Three people - Greenberg, Jordan and Floca - have created a book about the making of Appalachian Spring, a dance piece that was in turn a collaboration between three people: Martha Graham, dancer and choreographer; Aaron Copland, composer; and Isamu Noguchi, the artist who designed the set. This innovative ballet was about a marriage, a new home and a new life in pioneer America. It premiered in 1944 in Washington D.C. The text is distilled free verse, muscular in content, yet dancing lightly on the page. Floca's watercolour illustrations make the whole thing vividly real. From the frustrations of rehearsals to the triumphant first performance, I felt like I was right there, participating. Bravo to a fabulous book. Grade 3 and up for solo reading, all ages for read-aloud enjoyment.

Sunday, January 2, 2011

Swamp Angel by Ethel Wilson

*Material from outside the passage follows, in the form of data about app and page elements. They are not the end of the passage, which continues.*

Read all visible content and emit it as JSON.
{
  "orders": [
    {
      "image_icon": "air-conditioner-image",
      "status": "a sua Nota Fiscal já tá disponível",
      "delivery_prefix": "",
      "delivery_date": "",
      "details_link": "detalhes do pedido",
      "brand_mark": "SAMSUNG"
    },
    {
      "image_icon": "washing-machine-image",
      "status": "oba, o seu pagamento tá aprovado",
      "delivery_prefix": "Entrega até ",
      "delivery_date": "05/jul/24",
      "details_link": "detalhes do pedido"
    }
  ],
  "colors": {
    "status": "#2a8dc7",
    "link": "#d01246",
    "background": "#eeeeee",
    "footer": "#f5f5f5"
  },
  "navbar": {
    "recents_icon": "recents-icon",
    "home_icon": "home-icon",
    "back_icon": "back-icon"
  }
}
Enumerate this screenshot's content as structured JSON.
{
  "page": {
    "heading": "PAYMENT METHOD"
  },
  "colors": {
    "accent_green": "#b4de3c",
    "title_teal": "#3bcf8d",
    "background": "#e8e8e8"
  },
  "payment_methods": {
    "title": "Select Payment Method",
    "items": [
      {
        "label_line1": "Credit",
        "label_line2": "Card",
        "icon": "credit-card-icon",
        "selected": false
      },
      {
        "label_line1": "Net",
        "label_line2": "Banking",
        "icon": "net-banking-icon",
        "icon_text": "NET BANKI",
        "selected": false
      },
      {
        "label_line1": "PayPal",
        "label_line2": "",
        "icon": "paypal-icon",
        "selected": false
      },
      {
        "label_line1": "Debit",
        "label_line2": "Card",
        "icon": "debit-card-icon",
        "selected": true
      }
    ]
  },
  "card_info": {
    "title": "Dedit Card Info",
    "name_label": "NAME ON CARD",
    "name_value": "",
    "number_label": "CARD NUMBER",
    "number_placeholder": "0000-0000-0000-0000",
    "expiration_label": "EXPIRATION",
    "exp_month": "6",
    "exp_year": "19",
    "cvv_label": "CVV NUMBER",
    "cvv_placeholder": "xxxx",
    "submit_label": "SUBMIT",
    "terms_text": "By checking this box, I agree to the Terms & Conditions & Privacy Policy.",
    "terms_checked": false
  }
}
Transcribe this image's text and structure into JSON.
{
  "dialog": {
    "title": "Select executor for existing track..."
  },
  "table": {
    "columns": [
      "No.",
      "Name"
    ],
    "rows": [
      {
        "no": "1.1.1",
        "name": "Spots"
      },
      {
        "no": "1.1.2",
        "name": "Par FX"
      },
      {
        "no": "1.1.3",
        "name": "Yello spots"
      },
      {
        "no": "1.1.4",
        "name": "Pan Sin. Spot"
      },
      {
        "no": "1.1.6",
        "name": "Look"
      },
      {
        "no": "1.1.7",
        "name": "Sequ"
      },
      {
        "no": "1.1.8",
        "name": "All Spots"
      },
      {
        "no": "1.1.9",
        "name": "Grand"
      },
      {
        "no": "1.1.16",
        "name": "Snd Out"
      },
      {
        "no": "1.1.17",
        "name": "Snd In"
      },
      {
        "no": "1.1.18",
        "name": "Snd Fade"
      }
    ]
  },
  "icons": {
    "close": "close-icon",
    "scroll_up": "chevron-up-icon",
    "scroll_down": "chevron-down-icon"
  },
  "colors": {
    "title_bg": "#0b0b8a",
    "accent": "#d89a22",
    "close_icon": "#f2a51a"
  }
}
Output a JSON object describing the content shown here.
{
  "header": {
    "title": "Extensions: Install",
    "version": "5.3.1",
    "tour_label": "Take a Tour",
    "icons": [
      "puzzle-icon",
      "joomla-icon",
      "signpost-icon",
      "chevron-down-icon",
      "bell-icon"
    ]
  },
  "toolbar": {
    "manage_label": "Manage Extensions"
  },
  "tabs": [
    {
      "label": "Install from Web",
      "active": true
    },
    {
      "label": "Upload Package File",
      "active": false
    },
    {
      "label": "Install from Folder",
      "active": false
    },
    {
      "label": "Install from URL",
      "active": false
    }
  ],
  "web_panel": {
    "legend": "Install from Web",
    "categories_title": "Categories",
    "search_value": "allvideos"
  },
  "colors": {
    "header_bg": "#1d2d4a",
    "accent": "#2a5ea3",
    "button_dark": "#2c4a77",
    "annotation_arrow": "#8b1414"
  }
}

Maggie Lloyd carefully plans her escape from an unsatisfactory second marriage. She flees Vancouver and heads for the interior of British Columbia with a small pack and a fishing rod. Her journey leads to a job as a cook in Haldar and Vera Gunnarsen's fishing lodge 25 miles north of Kamloops. Maggie's compassionate nature, good cooking and hard work are appreciated by all - except Vera, who is a bitter, jealous woman. Despite Vera, Maggie is determined to create a new life there for herself.

One of Maggie's friends believes that all things are connected, saying "I see God everywhere." Some previous reader had altered the text with blue ink so that "Goddess" was substituted instead. I frown upon the defacement of library materials, but this made me smile.

I've started the new year with a Canadian classic; Swamp Angel was first published in 1954. I'm glad that one of my book groups decided to discuss this one, since it's been on my TBR list for a long time. Sometimes I need a shove to fall into a book. It turned out that the water was delightful. Maggie Lloyd is a character I will remember fondly.